We are living in the time when past and present combinations and doctrines of men will be breaking to pieces; when many are, and many more will be, seeking fresh grounds for fellowship; when it is important that all true Christians should stand fast, and shoulder to shoulder defend the foundation principles upon which we stand—the rock foundation;—for "other [proper] foundation can no man lay."

How our great Adversary would like to get the soldiers of the cross confused and separated, following different affinities, rallying around different standards, and hence leaving the true standard—"the cross of Christ," the "Ransom"—undefended. Let all who see the true standard assemble to it, and separate themselves in heart and Christian fellowship from all the unclean [those unjustified by faith in the redeeming blood, and clothed still, therefore, in the filthy garments of their own unrighteousness, instead of the wedding garment of Christ's imputed righteousness]. Let their efforts be for and with each other; to present each other blameless and unreprovable, without spot or wrinkle, before the Heavenly Bridegroom. Hear the Word of the Lord:—

"Go through, go through the gates; prepare ye the way of the people: cast up, cast up the highway, gather out the [stumbling] stones; LIFT UP A STANDARD for the people." Isa. 62:10.

Let us assure ourselves, from a study of God's Word, that it is as much a part of our duty to disfellowship (as Christians) those who, either directly or indirectly, deny that Christ gave himself a ransom [a corresponding price] for all, and who, hence, are the worst enemies of the cross of Christ, as it is our duty to fellowship any who confess him thus as their Savior; and who, hence, are our "Brethren" in him. We are to "have no fellowship with the unfruitful works of darkness, but should rather reprove them."
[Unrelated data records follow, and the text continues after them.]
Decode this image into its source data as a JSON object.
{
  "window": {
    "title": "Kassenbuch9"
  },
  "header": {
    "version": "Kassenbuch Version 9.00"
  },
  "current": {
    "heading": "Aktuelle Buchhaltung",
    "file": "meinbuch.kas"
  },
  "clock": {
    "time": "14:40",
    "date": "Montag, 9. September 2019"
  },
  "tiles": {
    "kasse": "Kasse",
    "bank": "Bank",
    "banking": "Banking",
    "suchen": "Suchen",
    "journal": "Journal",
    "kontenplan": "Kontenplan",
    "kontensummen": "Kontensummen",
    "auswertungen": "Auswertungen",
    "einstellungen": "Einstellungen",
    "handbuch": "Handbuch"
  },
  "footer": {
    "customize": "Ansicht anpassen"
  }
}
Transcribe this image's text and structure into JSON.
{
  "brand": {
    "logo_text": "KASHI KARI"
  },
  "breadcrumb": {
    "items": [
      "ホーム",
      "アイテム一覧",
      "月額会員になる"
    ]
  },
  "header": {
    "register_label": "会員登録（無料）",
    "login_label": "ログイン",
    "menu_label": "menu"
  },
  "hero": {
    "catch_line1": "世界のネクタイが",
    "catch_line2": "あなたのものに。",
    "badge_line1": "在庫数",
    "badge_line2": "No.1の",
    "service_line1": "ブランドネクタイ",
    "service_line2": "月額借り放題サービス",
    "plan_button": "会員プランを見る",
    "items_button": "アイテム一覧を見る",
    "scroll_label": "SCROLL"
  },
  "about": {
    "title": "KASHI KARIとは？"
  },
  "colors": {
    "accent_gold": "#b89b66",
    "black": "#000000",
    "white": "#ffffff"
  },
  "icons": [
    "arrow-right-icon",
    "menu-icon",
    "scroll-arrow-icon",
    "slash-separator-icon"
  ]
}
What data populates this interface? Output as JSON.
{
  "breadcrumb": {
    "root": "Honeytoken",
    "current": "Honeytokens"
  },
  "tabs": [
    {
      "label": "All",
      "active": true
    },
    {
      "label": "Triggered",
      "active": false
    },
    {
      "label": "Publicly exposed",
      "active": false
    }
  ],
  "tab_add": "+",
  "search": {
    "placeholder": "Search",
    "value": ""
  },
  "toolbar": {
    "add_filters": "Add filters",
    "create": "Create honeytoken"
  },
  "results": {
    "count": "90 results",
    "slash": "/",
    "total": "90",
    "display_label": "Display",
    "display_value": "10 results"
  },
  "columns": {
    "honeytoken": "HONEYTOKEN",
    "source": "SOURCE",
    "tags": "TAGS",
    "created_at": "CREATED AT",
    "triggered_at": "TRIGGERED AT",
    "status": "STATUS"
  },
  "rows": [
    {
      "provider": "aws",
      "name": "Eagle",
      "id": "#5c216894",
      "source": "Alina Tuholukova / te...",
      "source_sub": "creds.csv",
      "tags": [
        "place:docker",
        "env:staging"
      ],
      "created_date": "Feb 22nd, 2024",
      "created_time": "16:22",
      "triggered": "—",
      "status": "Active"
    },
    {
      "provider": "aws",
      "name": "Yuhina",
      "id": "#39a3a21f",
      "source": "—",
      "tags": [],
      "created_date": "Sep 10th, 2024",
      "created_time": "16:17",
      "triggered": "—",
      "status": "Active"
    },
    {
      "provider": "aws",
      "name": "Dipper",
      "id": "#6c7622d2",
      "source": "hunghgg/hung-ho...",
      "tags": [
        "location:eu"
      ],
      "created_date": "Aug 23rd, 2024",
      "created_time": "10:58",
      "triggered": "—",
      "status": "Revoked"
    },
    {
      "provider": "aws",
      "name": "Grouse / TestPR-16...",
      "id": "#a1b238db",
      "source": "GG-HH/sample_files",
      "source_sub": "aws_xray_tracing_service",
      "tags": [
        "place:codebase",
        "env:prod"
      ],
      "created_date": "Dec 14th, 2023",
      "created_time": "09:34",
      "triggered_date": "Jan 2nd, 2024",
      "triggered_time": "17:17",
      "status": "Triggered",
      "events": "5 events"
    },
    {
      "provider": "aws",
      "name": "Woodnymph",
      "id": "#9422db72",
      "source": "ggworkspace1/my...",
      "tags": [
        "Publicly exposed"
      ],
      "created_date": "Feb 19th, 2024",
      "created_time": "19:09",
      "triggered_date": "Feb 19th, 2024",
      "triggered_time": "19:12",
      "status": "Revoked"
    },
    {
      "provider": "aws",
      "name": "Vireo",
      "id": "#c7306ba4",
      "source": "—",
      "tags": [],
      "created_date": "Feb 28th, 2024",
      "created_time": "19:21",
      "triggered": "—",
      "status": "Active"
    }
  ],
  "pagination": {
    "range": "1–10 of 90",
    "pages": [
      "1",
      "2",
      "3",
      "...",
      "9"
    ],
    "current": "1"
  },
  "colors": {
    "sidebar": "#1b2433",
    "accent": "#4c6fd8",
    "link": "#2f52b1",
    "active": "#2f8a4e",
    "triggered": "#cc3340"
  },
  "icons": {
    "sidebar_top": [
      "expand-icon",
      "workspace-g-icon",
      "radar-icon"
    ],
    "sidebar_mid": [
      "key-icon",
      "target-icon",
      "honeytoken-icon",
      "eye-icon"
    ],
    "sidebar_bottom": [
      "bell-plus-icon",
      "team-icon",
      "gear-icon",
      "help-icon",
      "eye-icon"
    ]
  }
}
The clamor for closer sectarian union progresses; and the rapid growth of the Young People's Society of Christian Endeavor not only furnishes an illustration of the popularity of such a union as is being called for, but suggests a way by which it might be attained—by a league as Christians which, while guaranteeing fellowship to its members, will make fealty and fidelity to the various sects an obligatory condition. Such a union will bind men and women, more than ever, to the creeds of the dark ages, and help sustain a little longer the tottering walls of Babylon. Resolutions favoring such a union were recently passed by the Protestant Episcopal Conference at Baltimore and by the Congregational Conference at Minneapolis. In our next issue we hope to present evidences showing that the giving of life and authority to the Image of the Beast (Rev. 13:15-17) is not far distant.